%%

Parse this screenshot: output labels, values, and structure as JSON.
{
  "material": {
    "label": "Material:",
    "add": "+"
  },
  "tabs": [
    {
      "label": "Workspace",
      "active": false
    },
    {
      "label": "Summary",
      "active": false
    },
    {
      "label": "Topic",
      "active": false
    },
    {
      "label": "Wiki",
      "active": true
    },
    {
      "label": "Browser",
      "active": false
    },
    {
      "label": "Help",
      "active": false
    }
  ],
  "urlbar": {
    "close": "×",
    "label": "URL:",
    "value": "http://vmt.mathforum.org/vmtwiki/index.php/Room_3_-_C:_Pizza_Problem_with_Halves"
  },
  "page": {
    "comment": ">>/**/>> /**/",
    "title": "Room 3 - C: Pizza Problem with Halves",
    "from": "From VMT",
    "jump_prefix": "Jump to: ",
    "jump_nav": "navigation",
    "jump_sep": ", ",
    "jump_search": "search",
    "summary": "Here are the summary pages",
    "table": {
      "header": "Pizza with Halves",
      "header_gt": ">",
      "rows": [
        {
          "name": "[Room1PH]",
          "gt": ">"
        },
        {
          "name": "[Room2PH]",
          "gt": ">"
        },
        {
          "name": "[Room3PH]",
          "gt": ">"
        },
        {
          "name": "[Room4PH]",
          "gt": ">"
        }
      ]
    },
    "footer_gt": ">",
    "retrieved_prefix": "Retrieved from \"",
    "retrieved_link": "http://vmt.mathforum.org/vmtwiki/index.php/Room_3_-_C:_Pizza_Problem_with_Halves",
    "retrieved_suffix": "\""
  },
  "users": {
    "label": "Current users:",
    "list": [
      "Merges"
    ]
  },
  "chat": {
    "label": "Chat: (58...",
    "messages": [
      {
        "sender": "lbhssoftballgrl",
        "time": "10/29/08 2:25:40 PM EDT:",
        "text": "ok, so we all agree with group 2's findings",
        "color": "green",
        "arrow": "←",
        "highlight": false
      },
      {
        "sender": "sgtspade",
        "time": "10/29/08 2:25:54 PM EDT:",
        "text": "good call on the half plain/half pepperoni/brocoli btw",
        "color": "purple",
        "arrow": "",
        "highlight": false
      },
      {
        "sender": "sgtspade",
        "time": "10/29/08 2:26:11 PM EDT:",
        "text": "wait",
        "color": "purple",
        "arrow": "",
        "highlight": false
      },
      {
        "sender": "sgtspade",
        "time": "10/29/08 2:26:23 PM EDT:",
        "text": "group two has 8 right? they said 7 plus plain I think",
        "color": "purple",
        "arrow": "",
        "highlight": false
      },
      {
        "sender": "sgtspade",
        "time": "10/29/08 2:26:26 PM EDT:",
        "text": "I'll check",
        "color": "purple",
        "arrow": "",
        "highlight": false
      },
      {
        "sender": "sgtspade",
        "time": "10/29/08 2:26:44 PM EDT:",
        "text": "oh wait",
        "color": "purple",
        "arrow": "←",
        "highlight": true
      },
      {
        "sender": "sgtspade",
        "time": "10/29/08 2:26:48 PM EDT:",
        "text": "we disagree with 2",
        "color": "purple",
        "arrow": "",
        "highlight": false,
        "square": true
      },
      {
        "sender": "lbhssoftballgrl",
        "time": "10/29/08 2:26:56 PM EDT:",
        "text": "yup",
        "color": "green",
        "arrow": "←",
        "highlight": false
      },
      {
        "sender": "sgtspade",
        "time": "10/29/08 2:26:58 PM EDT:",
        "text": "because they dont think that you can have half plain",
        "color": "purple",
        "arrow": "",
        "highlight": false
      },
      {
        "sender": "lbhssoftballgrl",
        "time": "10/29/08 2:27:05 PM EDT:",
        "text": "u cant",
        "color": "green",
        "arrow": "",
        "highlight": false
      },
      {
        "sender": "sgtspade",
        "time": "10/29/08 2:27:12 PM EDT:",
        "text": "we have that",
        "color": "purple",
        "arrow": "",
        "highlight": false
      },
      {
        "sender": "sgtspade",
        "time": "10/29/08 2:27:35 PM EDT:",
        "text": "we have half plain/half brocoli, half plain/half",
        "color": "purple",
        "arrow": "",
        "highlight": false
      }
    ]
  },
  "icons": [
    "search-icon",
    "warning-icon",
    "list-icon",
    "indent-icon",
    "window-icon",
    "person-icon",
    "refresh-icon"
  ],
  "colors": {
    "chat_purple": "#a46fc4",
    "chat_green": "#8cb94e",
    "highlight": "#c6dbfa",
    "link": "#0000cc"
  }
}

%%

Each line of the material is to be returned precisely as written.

ANSWER BELOW:
Parse this screenshot: output labels, values, and structure as JSON.
{
  "material": {
    "label": "Material:",
    "add": "+"
  },
  "tabs": [
    {
      "label": "Workspace",
      "active": false
    },
    {
      "label": "Summary",
      "active": false
    },
    {
      "label": "Topic",
      "active": false
    },
    {
      "label": "Wiki",
      "active": true
    },
    {
      "label": "Browser",
      "active": false
    },
    {
      "label": "Help",
      "active": false
    }
  ],
  "urlbar": {
    "close": "×",
    "label": "URL:",
    "value": "http://vmt.mathforum.org/vmtwiki/index.php/Room_3_-_C:_Pizza_Problem_with_Halves"
  },
  "page": {
    "comment": ">>/**/>> /**/",
    "title": "Room 3 - C: Pizza Problem with Halves",
    "from": "From VMT",
    "jump_prefix": "Jump to: ",
    "jump_nav": "navigation",
    "jump_sep": ", ",
    "jump_search": "search",
    "summary": "Here are the summary pages",
    "table": {
      "header": "Pizza with Halves",
      "header_gt": ">",
      "rows": [
        {
          "name": "[Room1PH]",
          "gt": ">"
        },
        {
          "name": "[Room2PH]",
          "gt": ">"
        },
        {
          "name": "[Room3PH]",
          "gt": ">"
        },
        {
          "name": "[Room4PH]",
          "gt": ">"
        }
      ]
    },
    "footer_gt": ">",
    "retrieved_prefix": "Retrieved from \"",
    "retrieved_link": "http://vmt.mathforum.org/vmtwiki/index.php/Room_3_-_C:_Pizza_Problem_with_Halves",
    "retrieved_suffix": "\""
  },
  "users": {
    "label": "Current users:",
    "list": [
      "Merges"
    ]
  },
  "chat": {
    "label": "Chat: (58...",
    "messages": [
      {
        "sender": "lbhssoftballgrl",
        "time": "10/29/08 2:25:40 PM EDT:",
        "text": "ok, so we all agree with group 2's findings",
        "color": "green",
        "arrow": "←",
        "highlight": false
      },
      {
        "sender": "sgtspade",
        "time": "10/29/08 2:25:54 PM EDT:",
        "text": "good call on the half plain/half pepperoni/brocoli btw",
        "color": "purple",
        "arrow": "",
        "highlight": false
      },
      {
        "sender": "sgtspade",
        "time": "10/29/08 2:26:11 PM EDT:",
        "text": "wait",
        "color": "purple",
        "arrow": "",
        "highlight": false
      },
      {
        "sender": "sgtspade",
        "time": "10/29/08 2:26:23 PM EDT:",
        "text": "group two has 8 right? they said 7 plus plain I think",
        "color": "purple",
        "arrow": "",
        "highlight": false
      },
      {
        "sender": "sgtspade",
        "time": "10/29/08 2:26:26 PM EDT:",
        "text": "I'll check",
        "color": "purple",
        "arrow": "",
        "highlight": false
      },
      {
        "sender": "sgtspade",
        "time": "10/29/08 2:26:44 PM EDT:",
        "text": "oh wait",
        "color": "purple",
        "arrow": "←",
        "highlight": true
      },
      {
        "sender": "sgtspade",
        "time": "10/29/08 2:26:48 PM EDT:",
        "text": "we disagree with 2",
        "color": "purple",
        "arrow": "",
        "highlight": false,
        "square": true
      },
      {
        "sender": "lbhssoftballgrl",
        "time": "10/29/08 2:26:56 PM EDT:",
        "text": "yup",
        "color": "green",
        "arrow": "←",
        "highlight": false
      },
      {
        "sender": "sgtspade",
        "time": "10/29/08 2:26:58 PM EDT:",
        "text": "because they dont think that you can have half plain",
        "color": "purple",
        "arrow": "",
        "highlight": false
      },
      {
        "sender": "lbhssoftballgrl",
        "time": "10/29/08 2:27:05 PM EDT:",
        "text": "u cant",
        "color": "green",
        "arrow": "",
        "highlight": false
      },
      {
        "sender": "sgtspade",
        "time": "10/29/08 2:27:12 PM EDT:",
        "text": "we have that",
        "color": "purple",
        "arrow": "",
        "highlight": false
      },
      {
        "sender": "sgtspade",
        "time": "10/29/08 2:27:35 PM EDT:",
        "text": "we have half plain/half brocoli, half plain/half",
        "color": "purple",
        "arrow": "",
        "highlight": false
      }
    ]
  },
  "icons": [
    "search-icon",
    "warning-icon",
    "list-icon",
    "indent-icon",
    "window-icon",
    "person-icon",
    "refresh-icon"
  ],
  "colors": {
    "chat_purple": "#a46fc4",
    "chat_green": "#8cb94e",
    "highlight": "#c6dbfa",
    "link": "#0000cc"
  }
}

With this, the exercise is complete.